Vitamin B6 supplementation improves pro-inflammatory responses in patients with rheumatoid arthritis.
The first strength I noticed was an aspect of the research methodology; researchers took the effort to stay in constant contact with all their participants through weekly reminders to take their tablets and have them log their diet (via 24 diet recall at week 0 and 12) before their clinical visit. I believe the small study population made it feasible to stay in consistent contact and it ensured higher compliance. Also, researchers eliminated the interference of folate metabolism by methotrexate (usually taken to treat RA) by co-intervening folic acid into the study.

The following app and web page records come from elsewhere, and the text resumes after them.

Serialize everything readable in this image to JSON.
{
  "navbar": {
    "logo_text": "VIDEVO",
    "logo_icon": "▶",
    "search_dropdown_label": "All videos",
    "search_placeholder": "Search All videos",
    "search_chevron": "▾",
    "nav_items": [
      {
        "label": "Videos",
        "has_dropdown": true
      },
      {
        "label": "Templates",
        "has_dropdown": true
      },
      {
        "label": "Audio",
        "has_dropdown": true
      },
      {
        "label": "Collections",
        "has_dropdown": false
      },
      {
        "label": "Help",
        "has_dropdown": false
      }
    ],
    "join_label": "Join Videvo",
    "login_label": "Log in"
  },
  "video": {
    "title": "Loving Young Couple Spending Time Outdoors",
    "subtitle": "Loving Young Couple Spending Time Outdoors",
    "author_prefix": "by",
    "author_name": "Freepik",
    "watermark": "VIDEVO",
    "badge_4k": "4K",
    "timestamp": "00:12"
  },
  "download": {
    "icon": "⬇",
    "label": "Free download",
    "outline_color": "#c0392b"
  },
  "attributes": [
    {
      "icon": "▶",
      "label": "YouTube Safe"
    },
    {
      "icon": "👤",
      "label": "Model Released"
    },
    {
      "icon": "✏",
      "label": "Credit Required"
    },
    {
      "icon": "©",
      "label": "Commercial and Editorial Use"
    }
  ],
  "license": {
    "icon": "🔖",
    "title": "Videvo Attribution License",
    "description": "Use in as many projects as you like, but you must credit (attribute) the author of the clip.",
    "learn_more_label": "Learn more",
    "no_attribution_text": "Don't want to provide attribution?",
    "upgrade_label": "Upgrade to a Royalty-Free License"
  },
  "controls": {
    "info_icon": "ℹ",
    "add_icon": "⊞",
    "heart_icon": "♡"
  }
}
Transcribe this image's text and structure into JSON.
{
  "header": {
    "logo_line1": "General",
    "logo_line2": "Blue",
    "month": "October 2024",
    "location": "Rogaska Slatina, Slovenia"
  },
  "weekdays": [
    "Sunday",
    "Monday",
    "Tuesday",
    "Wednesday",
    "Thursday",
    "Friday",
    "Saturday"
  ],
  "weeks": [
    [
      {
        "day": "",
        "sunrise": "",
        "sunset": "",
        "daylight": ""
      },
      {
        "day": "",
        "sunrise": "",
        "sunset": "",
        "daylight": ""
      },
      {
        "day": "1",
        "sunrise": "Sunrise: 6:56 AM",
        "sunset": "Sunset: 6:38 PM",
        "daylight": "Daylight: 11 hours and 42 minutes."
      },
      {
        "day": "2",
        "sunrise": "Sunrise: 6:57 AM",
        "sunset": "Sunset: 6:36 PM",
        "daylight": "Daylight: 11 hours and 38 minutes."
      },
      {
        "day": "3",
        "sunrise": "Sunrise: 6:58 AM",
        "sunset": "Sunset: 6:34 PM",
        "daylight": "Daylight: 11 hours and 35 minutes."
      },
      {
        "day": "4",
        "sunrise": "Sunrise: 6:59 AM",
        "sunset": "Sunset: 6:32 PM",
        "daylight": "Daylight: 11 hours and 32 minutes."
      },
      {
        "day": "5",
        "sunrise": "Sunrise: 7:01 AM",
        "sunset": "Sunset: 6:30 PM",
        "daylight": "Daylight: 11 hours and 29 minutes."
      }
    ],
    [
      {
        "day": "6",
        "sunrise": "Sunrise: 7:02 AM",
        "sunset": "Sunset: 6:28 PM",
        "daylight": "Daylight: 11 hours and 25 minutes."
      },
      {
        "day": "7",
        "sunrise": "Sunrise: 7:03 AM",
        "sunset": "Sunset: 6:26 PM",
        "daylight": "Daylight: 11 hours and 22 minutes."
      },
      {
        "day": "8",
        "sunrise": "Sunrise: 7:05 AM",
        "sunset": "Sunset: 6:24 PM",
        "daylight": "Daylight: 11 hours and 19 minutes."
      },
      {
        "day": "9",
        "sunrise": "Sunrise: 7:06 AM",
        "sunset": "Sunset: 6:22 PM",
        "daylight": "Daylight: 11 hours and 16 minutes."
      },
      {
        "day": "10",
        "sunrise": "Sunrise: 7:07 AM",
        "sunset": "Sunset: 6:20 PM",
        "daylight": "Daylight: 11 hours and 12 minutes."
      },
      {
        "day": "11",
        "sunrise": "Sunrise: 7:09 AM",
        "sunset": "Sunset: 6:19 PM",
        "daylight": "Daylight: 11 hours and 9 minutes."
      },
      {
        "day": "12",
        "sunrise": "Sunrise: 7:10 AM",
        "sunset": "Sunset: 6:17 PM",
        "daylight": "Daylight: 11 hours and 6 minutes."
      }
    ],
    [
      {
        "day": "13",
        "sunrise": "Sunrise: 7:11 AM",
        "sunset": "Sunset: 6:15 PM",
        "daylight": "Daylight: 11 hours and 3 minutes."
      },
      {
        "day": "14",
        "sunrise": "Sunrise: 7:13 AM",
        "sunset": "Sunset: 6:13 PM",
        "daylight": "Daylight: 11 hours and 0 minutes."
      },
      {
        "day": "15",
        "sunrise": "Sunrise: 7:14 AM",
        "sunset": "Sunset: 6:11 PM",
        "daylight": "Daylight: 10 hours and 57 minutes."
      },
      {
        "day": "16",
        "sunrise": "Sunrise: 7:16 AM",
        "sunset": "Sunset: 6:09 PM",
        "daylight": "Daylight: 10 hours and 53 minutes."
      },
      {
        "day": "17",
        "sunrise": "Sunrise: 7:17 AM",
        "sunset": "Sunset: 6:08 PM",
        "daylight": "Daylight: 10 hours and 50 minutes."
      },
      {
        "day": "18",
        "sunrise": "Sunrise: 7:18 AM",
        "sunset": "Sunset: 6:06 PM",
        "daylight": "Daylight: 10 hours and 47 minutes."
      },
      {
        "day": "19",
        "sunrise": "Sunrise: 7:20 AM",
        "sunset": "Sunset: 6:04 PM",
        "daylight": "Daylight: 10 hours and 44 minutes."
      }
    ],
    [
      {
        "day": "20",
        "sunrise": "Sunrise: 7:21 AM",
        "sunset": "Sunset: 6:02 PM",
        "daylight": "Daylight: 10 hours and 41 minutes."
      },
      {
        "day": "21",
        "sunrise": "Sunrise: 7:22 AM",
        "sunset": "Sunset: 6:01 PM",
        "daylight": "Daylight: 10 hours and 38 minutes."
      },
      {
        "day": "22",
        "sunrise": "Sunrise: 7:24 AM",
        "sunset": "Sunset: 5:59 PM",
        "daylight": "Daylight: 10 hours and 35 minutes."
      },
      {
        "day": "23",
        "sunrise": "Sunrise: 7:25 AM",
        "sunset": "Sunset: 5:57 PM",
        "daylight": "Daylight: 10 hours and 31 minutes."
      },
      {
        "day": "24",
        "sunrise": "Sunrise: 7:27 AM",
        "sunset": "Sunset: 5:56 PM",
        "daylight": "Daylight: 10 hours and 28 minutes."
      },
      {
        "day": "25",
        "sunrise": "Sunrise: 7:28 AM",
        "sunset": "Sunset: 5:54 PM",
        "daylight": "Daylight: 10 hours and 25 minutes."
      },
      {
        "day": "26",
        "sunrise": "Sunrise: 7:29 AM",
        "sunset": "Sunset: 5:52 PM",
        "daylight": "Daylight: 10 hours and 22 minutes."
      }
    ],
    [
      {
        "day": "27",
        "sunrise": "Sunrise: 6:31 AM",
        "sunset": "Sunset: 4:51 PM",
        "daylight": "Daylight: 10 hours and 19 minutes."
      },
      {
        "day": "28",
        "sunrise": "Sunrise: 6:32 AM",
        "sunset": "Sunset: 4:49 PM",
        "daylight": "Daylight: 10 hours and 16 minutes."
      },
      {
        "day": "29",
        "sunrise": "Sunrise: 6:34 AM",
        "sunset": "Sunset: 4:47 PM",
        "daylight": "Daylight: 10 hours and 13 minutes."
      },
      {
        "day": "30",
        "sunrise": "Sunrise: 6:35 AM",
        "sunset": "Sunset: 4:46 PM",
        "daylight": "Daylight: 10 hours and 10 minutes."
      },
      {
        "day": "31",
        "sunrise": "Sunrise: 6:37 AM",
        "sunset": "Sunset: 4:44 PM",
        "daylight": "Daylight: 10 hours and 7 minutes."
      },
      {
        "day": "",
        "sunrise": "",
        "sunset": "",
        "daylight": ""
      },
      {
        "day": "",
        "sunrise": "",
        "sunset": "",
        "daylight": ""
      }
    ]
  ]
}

There were weaknesses in the study as well. The obvious was the low study population. The p-values for all of the measures were either not significant or approaching a trend, expect for plasma interleukin-6. Another limitation were the inclusion of patients taking methotrexate; this should be more of an exclusion factor. Also, I believe the population samples was likely to be homogeneous (Taiwanese), which cannot be generalizable to other poulations and there were far fewer men then women that participated (2 of 15 in control and 3 of 17 in experimental). The limitations that the researchers indicated include the loss of eight patients may have “decreased the degree of effect of plasma PLP on inflammatory and immune response,” that the study was a “single-blind rather than a double-blind study,” and “the short disease duration of our patients.”
There is potential for future research to strength the potential claims this paper found. First, increasing the study population to a number that is found in similar research that contain similar population characteristics. Second, establishing more stringent exclusion factors such as not allowing patients traking methotrexate. Lastly, establishing a double-blind study versus the single-blind design that was chosen for the study.